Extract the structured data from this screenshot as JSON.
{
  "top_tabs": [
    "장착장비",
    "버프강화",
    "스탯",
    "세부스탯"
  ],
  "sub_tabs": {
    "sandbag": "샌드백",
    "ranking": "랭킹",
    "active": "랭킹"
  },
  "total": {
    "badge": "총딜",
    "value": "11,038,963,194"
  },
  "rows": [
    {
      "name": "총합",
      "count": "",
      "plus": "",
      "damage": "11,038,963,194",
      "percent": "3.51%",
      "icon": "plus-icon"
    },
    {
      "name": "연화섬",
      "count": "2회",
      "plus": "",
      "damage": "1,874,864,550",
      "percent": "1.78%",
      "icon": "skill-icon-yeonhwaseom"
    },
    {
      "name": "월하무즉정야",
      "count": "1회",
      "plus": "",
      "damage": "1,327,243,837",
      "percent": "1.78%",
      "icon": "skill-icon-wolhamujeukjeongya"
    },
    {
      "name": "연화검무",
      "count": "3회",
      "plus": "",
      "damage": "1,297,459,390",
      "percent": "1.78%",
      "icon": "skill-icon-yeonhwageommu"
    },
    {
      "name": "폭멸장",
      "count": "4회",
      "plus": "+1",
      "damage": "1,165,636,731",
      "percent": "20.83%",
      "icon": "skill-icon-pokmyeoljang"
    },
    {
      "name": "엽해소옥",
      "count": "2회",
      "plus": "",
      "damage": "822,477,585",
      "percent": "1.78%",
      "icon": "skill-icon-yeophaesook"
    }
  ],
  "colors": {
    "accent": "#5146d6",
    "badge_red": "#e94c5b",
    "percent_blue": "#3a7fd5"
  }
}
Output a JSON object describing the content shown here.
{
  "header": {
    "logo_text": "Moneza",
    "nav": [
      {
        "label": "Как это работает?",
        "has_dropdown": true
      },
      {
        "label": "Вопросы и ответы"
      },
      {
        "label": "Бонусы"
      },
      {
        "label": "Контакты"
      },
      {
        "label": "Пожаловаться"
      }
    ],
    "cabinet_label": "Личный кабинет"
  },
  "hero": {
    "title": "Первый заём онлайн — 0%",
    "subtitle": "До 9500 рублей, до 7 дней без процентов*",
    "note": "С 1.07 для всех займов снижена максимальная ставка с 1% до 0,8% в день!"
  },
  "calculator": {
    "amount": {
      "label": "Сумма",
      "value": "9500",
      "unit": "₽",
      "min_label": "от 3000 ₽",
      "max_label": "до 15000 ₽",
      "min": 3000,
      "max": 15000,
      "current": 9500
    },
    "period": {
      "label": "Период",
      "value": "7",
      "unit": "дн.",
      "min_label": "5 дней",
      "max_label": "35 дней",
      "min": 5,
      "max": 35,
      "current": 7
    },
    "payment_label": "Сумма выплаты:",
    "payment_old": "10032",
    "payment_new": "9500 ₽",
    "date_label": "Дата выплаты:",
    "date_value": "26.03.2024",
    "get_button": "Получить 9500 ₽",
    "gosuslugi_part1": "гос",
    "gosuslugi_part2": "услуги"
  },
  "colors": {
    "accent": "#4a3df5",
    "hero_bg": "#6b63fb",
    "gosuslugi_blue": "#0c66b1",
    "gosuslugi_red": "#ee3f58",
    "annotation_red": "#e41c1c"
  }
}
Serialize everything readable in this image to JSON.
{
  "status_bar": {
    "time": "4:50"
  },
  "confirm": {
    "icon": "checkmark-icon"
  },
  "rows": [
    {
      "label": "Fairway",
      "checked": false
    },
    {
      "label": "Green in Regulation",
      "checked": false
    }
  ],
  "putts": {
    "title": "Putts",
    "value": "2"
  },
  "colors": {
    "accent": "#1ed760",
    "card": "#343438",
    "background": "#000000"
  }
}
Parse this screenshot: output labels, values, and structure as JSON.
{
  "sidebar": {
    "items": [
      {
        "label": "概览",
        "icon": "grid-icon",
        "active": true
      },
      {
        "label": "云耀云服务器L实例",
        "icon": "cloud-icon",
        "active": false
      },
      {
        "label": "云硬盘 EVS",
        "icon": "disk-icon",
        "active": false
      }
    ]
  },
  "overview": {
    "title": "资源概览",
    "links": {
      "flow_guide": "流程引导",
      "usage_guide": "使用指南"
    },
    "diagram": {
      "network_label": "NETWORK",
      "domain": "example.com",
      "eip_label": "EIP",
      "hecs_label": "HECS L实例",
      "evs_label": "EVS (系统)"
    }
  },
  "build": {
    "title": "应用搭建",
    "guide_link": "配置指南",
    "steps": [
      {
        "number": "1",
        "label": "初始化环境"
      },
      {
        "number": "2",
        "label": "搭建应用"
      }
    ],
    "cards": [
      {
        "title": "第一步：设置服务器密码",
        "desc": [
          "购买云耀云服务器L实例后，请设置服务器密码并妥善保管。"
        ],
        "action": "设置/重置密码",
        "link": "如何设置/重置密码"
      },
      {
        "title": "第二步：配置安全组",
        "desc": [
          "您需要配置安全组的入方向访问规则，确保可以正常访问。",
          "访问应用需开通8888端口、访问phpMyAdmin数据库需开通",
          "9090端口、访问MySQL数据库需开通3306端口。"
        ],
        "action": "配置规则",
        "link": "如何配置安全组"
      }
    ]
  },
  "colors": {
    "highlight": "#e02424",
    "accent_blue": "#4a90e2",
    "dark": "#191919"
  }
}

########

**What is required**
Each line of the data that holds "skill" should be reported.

**Reply to the task**
      "icon": "skill-icon-yeonhwaseom"
      "icon": "skill-icon-wolhamujeukjeongya"
      "icon": "skill-icon-yeonhwageommu"
      "icon": "skill-icon-pokmyeoljang"
      "icon": "skill-icon-yeophaesook"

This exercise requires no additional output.